Because the central and municipal governments have been employers of last resort in Puerto Rico for decades, slashing government payroll is a surefire way of becoming a one-term governor, of which there have been four in the past 16 years – Sila Calderón, Aníbal Acevedo Vilá, Luis Fortuño (who famously laid off about 17,000 workers) and Alejandro García Padilla.

It is a no-win situation and a no-win public display for voters’ sake, as TV commentator Jay Fonseca said. “Esto es un show,”  he said, likely to end in lawsuits costing scarce taxpayer dollars to try to avoid the inevitable.

Seizing the Moment

But even as the Rosselló administration rejects Fiscal Control Board measures, it’s seizing opportunities to push for long-sought economic reforms that unravel government ownership of cash-strapped public electric and water authorities, maritime systems, public schools and more.
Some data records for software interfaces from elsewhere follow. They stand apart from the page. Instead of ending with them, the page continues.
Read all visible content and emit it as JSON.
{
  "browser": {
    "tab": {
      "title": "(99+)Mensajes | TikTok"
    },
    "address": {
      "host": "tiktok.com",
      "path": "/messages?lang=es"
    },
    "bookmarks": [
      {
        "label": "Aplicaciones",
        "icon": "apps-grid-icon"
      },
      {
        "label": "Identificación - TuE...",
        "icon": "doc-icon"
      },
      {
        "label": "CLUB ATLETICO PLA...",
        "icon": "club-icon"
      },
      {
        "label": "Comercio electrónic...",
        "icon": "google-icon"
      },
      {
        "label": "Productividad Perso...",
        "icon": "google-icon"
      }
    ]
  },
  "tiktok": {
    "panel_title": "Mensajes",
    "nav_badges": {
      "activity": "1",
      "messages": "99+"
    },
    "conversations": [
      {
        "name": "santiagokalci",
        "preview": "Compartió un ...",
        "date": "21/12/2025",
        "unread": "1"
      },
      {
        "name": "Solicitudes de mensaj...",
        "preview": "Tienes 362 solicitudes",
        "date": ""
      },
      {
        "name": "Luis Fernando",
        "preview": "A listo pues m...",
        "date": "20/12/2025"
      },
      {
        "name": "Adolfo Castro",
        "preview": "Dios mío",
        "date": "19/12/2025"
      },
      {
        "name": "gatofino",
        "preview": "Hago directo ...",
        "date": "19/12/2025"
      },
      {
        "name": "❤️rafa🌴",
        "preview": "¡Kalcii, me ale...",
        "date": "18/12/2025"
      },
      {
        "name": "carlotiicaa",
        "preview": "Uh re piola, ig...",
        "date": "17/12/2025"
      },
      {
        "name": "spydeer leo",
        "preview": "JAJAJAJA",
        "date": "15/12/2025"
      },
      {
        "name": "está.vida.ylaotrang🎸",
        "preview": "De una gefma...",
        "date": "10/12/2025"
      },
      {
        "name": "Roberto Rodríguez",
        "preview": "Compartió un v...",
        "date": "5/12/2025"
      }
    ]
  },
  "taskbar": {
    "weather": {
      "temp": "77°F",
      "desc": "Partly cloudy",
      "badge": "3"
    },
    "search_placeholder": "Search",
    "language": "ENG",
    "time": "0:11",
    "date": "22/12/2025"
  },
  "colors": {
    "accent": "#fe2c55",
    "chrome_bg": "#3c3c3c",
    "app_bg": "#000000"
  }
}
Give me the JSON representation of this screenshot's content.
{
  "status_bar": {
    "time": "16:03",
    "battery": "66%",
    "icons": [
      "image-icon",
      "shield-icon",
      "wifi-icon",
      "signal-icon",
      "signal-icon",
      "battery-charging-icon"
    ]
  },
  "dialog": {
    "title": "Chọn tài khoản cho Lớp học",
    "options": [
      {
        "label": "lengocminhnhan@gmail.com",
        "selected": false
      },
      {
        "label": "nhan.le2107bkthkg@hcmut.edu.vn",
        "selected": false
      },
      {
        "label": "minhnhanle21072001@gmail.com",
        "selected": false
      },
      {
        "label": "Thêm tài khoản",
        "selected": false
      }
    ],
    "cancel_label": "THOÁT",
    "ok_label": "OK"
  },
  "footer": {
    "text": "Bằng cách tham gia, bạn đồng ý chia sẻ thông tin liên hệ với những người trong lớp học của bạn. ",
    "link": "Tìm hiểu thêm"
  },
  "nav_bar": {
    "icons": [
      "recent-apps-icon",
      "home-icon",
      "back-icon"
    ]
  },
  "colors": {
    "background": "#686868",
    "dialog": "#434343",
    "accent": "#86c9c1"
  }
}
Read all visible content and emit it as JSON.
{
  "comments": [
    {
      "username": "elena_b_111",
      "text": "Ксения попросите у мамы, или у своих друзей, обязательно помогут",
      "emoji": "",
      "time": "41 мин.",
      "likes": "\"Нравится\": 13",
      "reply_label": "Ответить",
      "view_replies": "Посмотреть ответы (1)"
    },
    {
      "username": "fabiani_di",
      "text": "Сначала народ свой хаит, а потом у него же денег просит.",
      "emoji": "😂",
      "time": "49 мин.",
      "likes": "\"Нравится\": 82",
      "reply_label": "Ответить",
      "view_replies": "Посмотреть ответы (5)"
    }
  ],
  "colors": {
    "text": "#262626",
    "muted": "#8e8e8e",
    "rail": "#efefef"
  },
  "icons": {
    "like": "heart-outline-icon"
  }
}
The San Juan airport – the nation’s 43rd busiest, sandwiched between Sacramento and Fort Myers – was leased in 2009. And frankly, the facility is much improved.Jet Blue has a new terminal and many new shops and restaurants are open for business. The Margaritaville restaurant was packed with people, not parrot heads.

The cash crisis also is pushing the island’s 78 municipalities to partner. The Puerto Rico Senate quashed the idea of consolidating municipalities, a cowardly political act. No worries. They may disappear on their own, weighted down by debt and no cash. The mayors, however, are concerned about cuts to their $400 million annual central government subsidies. They are talking about consolidating municipal services, an idea whose time is way past due.

A municipal video explains the orange garbage bag concept.

Municipalities didn’t pay for electricity or water to government-owned utilities. Ever. Which helps explain the construction of water parks and other recreational amenities whose true costs were hidden. Now municipalities have to pay up. Which brings us back to the orange  plastic garbage bags.

Last June the town of Cabo Rojo held  three public hearings on the initiative. In one hearing a woman appeared to approve of the garbage measure but added, “Some people have more garbage than others and should pay more,” a novel concept. Based on these and other comments, residents pay only for as many garbage bags as they need, after recycling paper and plastic. The town estimates this comes to as little as three to four 15- to 30-gallon bags per month. 

“Remember, you are not buying a bag. You are buying a service,” the campaign stated. “The more you recycle, the fewer bags you’ll need.”

Still, tossing the decades-old concept of free is a hard sell for some Puerto Ricans.

˜˜Maria Padilla, Editor